What you should do.
Go line by line through the entries and show those that hold the string "UPPH".

Given data.
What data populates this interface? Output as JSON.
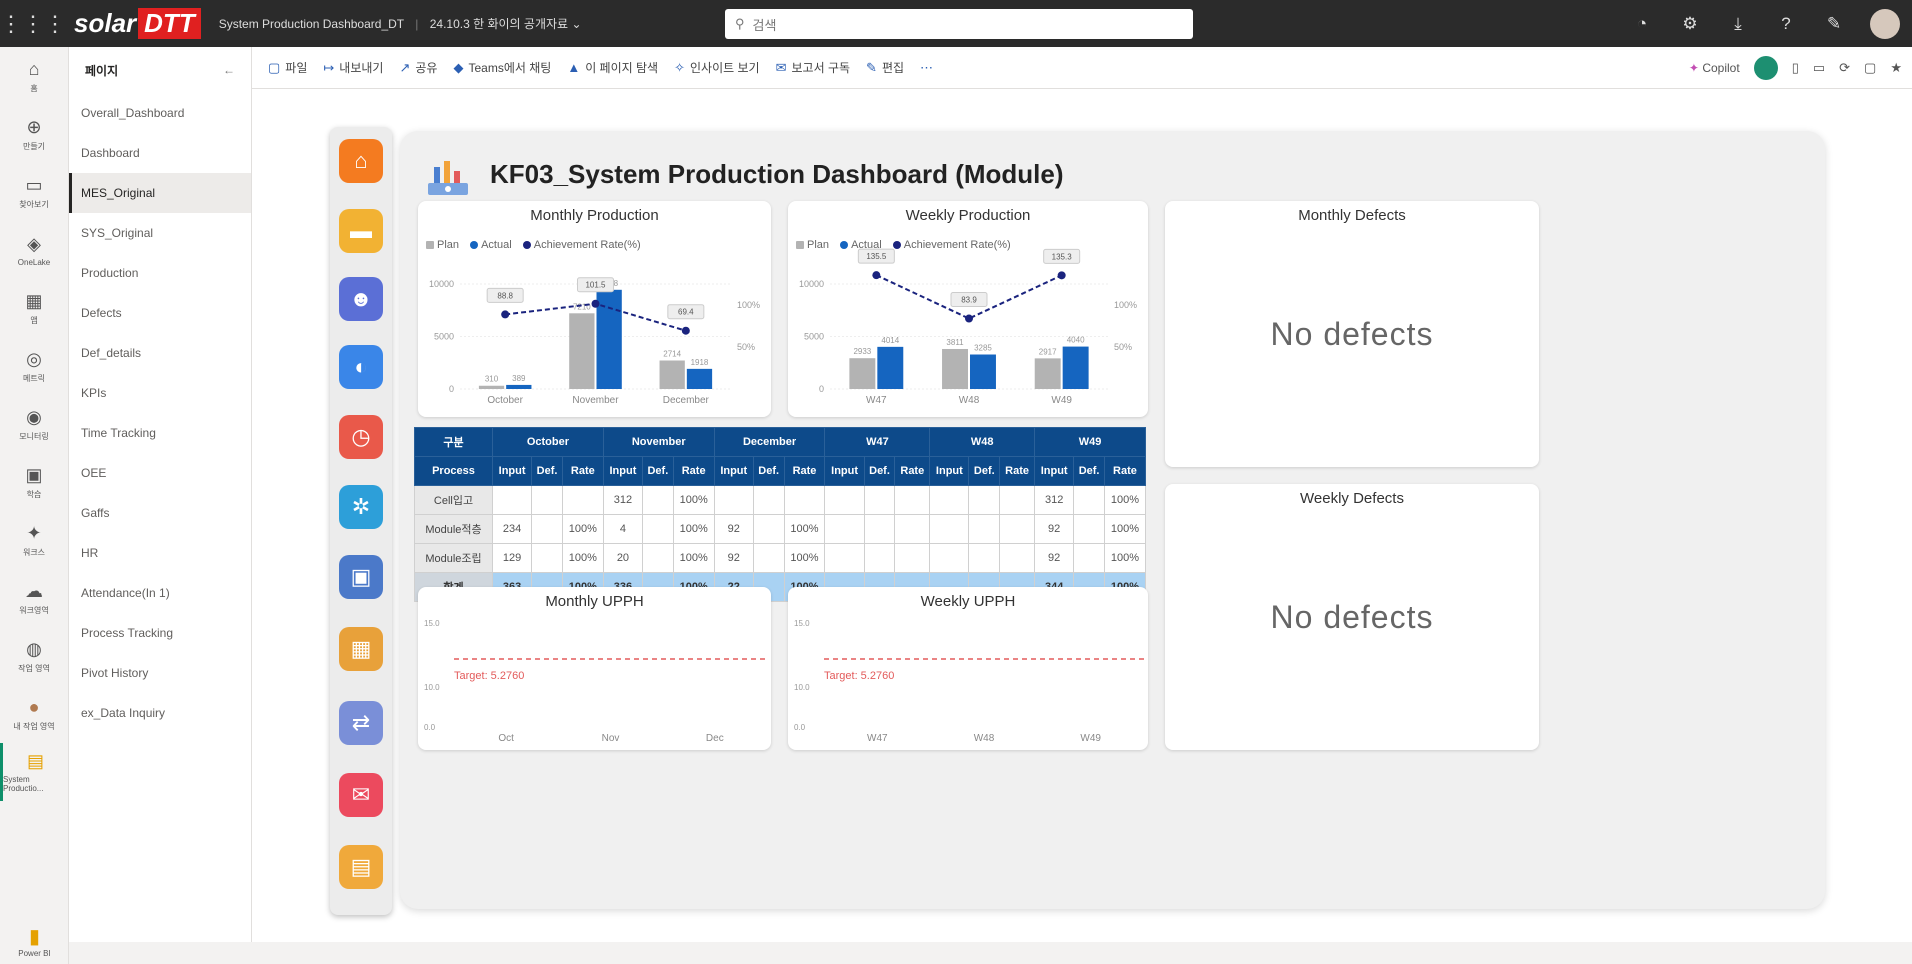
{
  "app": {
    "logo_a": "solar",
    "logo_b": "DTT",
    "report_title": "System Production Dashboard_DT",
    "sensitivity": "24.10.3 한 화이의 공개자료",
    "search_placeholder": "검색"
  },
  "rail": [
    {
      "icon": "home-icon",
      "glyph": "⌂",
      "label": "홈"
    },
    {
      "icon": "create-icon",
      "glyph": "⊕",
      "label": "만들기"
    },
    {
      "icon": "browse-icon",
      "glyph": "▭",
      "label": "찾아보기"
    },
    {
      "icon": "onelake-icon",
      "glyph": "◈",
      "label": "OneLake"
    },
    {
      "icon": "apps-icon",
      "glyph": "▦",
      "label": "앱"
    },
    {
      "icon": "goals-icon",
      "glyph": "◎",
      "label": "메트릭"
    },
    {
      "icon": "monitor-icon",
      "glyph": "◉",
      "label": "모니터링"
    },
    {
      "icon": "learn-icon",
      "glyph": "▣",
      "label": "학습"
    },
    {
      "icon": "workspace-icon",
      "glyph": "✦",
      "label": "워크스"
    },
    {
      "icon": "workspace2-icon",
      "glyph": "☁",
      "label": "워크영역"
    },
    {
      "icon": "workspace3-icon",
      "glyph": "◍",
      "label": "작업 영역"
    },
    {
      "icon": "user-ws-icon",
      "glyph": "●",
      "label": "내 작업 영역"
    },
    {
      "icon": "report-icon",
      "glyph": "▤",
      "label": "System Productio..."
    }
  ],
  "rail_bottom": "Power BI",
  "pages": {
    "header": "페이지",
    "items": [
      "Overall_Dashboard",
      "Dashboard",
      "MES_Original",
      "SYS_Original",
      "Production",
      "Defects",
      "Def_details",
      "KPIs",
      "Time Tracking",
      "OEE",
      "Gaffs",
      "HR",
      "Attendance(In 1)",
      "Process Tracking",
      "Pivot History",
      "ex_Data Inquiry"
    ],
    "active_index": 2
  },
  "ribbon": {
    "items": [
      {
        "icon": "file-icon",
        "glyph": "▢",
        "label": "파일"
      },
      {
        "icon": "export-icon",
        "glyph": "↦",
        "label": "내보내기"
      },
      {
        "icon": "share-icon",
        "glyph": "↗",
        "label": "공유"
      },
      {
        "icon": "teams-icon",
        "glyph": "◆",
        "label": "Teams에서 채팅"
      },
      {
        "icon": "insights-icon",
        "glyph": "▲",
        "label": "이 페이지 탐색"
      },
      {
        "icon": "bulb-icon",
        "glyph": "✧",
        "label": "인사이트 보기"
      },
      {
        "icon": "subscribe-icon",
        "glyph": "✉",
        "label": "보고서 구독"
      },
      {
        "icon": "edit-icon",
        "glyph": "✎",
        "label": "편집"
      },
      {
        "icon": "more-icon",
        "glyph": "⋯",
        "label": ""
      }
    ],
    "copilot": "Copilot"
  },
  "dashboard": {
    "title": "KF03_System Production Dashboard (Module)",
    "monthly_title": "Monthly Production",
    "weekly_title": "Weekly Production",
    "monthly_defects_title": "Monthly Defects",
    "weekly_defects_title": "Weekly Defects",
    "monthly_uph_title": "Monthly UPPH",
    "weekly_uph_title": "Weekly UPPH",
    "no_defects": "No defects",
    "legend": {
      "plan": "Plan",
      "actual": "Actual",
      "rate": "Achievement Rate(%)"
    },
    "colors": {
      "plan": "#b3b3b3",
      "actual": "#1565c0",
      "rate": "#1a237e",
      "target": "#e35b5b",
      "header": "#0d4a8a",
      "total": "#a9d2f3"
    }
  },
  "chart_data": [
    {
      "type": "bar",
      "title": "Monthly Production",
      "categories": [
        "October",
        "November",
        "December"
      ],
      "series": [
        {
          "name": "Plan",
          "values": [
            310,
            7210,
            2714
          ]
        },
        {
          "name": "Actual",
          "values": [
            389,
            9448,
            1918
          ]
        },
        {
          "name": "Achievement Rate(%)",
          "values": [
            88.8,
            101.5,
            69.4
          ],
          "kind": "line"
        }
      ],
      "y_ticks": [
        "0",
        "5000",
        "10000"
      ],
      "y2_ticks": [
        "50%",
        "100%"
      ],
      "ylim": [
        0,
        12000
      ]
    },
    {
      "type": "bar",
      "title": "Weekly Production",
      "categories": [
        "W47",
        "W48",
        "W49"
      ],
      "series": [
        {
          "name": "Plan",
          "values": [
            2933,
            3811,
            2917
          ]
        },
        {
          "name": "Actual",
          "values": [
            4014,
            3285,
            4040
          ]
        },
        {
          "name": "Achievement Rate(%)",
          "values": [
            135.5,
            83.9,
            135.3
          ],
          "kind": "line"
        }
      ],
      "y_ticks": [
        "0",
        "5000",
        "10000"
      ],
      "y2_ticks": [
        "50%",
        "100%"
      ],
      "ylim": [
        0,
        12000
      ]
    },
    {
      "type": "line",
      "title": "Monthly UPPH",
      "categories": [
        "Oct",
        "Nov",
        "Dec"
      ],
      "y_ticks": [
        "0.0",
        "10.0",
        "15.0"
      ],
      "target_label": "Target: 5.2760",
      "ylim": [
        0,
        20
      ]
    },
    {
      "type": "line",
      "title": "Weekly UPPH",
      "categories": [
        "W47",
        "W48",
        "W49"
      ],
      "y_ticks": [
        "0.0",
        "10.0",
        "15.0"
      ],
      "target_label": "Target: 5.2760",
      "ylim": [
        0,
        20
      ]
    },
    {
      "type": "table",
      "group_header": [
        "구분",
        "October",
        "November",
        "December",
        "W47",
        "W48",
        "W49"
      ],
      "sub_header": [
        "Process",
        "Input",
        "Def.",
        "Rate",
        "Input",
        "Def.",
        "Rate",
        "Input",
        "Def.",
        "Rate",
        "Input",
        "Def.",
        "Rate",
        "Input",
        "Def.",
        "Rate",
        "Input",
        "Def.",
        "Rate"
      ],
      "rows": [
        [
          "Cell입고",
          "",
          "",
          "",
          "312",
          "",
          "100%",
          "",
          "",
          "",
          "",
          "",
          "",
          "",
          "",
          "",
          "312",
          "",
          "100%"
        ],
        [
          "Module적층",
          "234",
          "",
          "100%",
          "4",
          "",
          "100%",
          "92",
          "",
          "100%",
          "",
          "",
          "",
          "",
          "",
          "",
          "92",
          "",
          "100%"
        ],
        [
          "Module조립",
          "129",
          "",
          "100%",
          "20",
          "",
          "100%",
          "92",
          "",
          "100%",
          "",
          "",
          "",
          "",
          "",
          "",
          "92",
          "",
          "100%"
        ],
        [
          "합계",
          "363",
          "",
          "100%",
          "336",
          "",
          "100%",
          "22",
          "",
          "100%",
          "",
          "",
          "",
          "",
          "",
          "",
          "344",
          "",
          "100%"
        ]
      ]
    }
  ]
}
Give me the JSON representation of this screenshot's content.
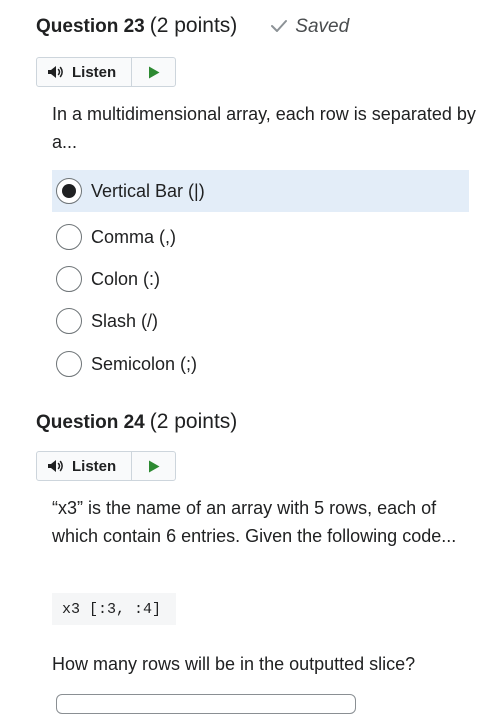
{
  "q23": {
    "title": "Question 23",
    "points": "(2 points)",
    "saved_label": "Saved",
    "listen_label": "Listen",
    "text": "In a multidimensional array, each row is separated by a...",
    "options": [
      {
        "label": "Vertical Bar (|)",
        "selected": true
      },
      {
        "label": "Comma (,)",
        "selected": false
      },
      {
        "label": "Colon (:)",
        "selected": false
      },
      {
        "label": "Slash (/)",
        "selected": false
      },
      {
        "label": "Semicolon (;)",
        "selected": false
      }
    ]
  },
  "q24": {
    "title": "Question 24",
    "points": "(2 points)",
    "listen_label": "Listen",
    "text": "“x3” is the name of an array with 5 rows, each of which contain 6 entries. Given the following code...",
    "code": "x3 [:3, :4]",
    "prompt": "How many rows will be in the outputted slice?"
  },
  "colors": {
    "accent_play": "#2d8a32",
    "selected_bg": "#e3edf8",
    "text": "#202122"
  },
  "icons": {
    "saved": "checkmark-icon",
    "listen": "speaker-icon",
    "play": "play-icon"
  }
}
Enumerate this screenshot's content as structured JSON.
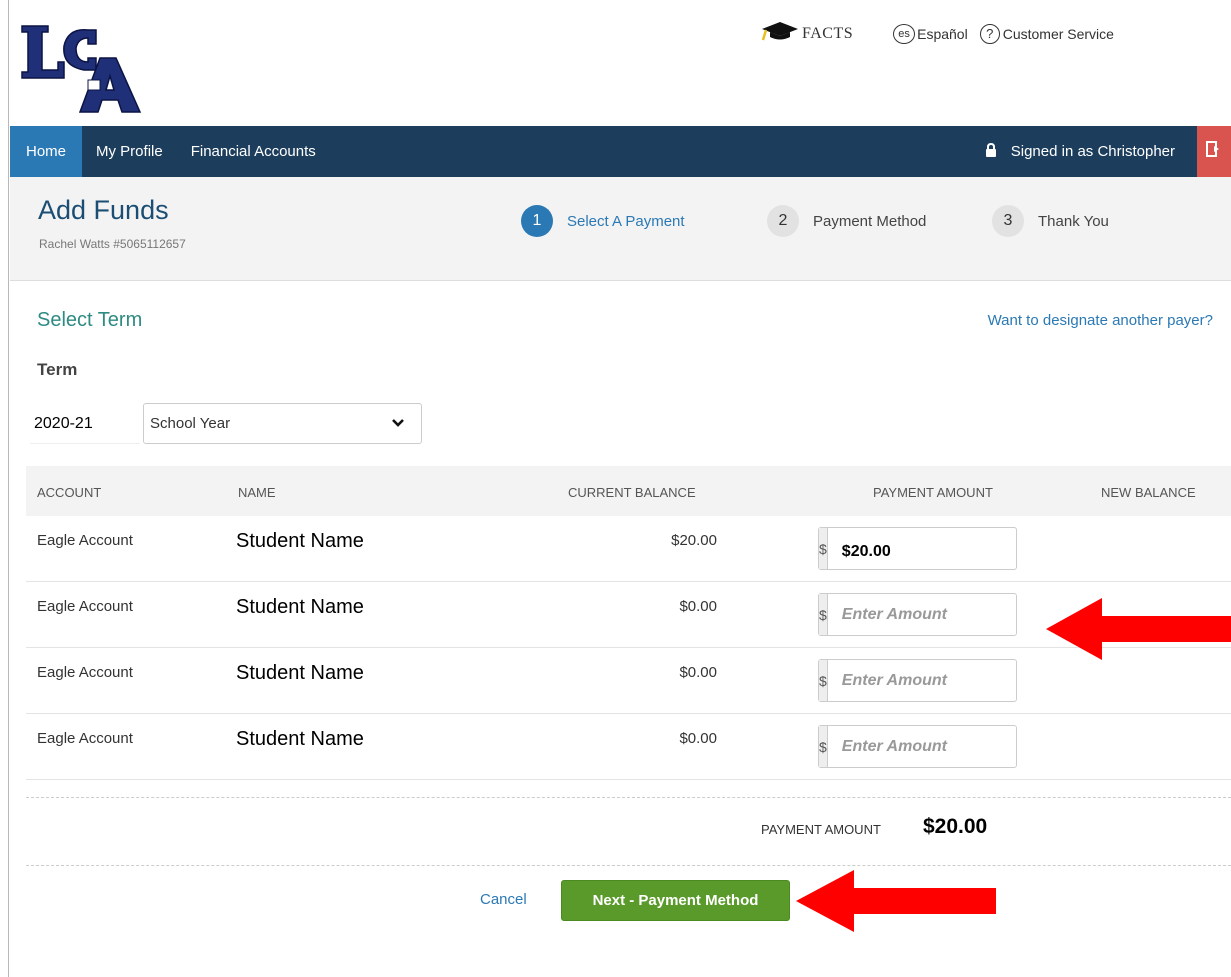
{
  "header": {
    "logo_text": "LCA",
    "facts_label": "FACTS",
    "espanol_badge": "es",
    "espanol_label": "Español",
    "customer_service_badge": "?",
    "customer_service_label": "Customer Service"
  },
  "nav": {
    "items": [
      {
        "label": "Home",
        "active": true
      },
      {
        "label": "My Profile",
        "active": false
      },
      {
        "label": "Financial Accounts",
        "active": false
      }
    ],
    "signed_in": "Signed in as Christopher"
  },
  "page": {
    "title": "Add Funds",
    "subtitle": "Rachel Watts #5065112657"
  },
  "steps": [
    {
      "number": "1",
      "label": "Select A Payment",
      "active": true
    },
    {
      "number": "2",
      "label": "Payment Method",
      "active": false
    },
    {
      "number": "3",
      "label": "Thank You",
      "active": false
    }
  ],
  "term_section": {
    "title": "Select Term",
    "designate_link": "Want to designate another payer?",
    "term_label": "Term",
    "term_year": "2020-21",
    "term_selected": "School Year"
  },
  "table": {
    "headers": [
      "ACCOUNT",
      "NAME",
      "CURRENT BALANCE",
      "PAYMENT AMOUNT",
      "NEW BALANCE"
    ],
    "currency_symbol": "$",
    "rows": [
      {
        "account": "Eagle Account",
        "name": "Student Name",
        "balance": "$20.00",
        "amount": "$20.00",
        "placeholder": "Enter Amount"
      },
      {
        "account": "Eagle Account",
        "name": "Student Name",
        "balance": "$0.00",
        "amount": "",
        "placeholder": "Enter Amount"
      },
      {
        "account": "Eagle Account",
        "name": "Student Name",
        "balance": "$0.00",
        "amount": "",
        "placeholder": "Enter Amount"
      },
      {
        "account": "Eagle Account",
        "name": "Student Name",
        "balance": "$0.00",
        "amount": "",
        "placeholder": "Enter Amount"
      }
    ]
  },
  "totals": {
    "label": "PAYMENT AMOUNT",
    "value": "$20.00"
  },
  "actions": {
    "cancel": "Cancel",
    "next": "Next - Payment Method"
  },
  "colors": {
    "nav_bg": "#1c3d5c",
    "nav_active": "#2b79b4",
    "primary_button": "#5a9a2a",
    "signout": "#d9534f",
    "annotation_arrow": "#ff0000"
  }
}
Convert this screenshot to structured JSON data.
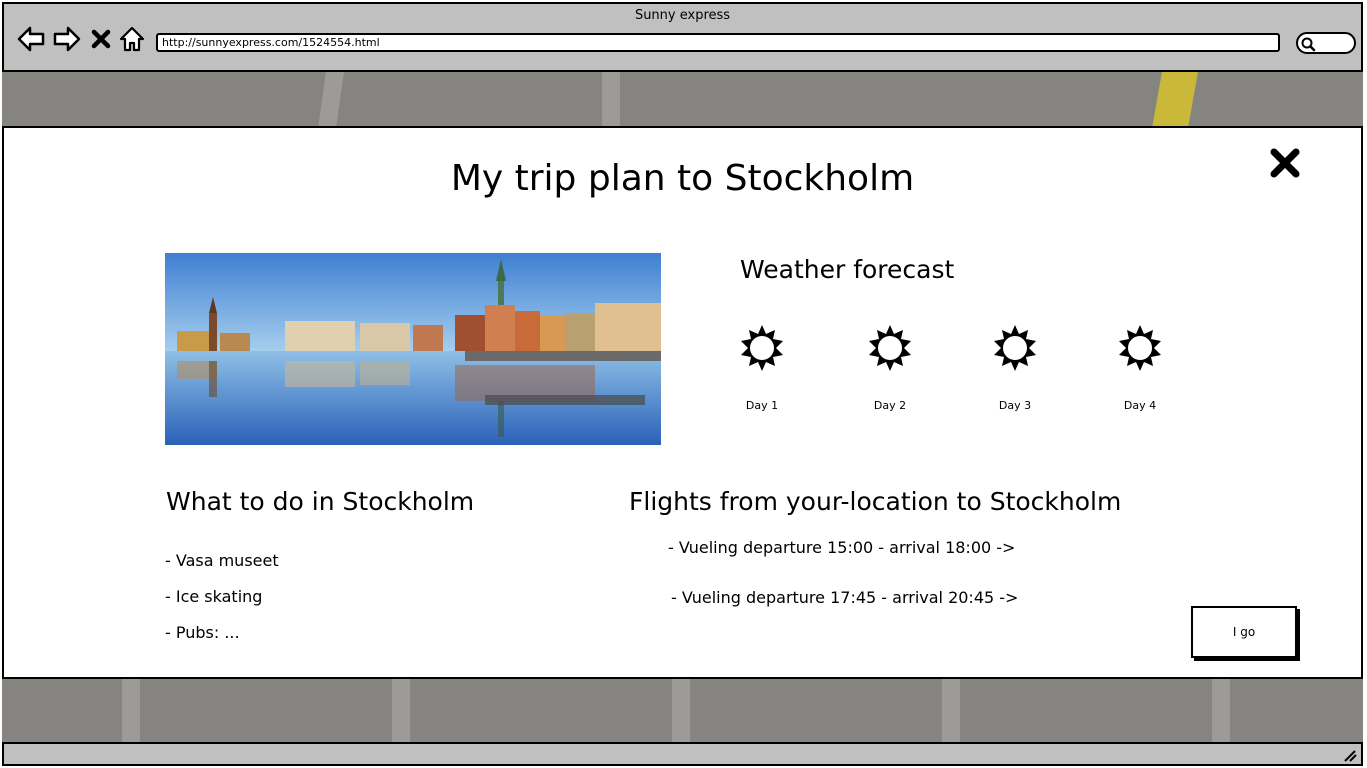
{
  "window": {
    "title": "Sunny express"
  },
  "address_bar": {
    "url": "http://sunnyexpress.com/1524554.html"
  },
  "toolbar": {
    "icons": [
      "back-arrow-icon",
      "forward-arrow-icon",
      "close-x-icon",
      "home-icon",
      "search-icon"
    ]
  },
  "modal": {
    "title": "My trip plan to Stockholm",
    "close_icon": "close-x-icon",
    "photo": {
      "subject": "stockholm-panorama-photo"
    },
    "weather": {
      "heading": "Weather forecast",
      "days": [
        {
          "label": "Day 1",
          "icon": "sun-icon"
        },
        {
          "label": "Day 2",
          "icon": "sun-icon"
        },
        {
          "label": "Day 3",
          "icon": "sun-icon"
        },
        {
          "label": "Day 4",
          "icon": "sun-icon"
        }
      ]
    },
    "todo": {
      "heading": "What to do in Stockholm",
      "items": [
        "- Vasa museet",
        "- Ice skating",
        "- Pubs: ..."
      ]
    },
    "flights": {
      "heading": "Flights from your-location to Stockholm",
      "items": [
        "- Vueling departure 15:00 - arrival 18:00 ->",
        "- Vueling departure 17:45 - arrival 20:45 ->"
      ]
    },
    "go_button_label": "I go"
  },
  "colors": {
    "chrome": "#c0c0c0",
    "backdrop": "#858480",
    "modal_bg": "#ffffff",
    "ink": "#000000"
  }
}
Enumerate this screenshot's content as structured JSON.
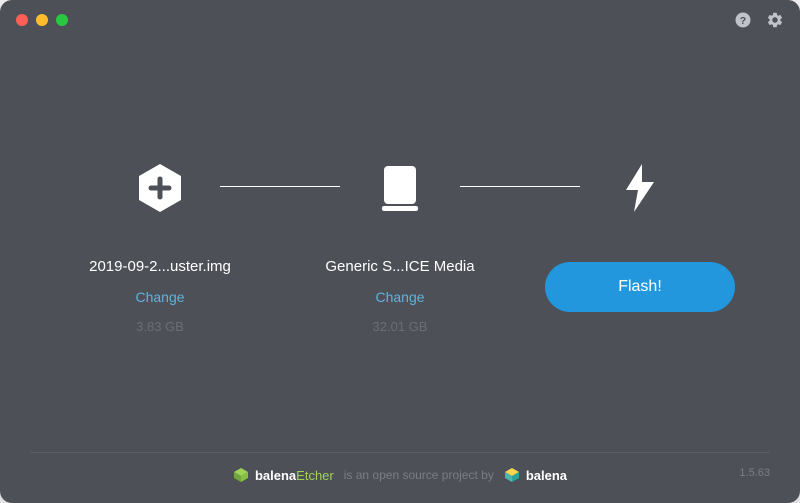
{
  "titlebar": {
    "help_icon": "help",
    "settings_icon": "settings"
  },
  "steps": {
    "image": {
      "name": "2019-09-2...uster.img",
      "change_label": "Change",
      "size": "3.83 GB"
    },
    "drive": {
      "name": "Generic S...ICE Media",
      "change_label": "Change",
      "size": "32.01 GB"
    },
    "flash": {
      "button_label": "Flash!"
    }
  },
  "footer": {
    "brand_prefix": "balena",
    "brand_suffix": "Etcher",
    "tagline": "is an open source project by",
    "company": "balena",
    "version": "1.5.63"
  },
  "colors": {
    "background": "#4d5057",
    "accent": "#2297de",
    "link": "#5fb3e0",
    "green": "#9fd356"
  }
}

Task solution.
    "monthly_uph_title": "Monthly UPPH",
    "weekly_uph_title": "Weekly UPPH",
      "title": "Monthly UPPH",
      "title": "Weekly UPPH",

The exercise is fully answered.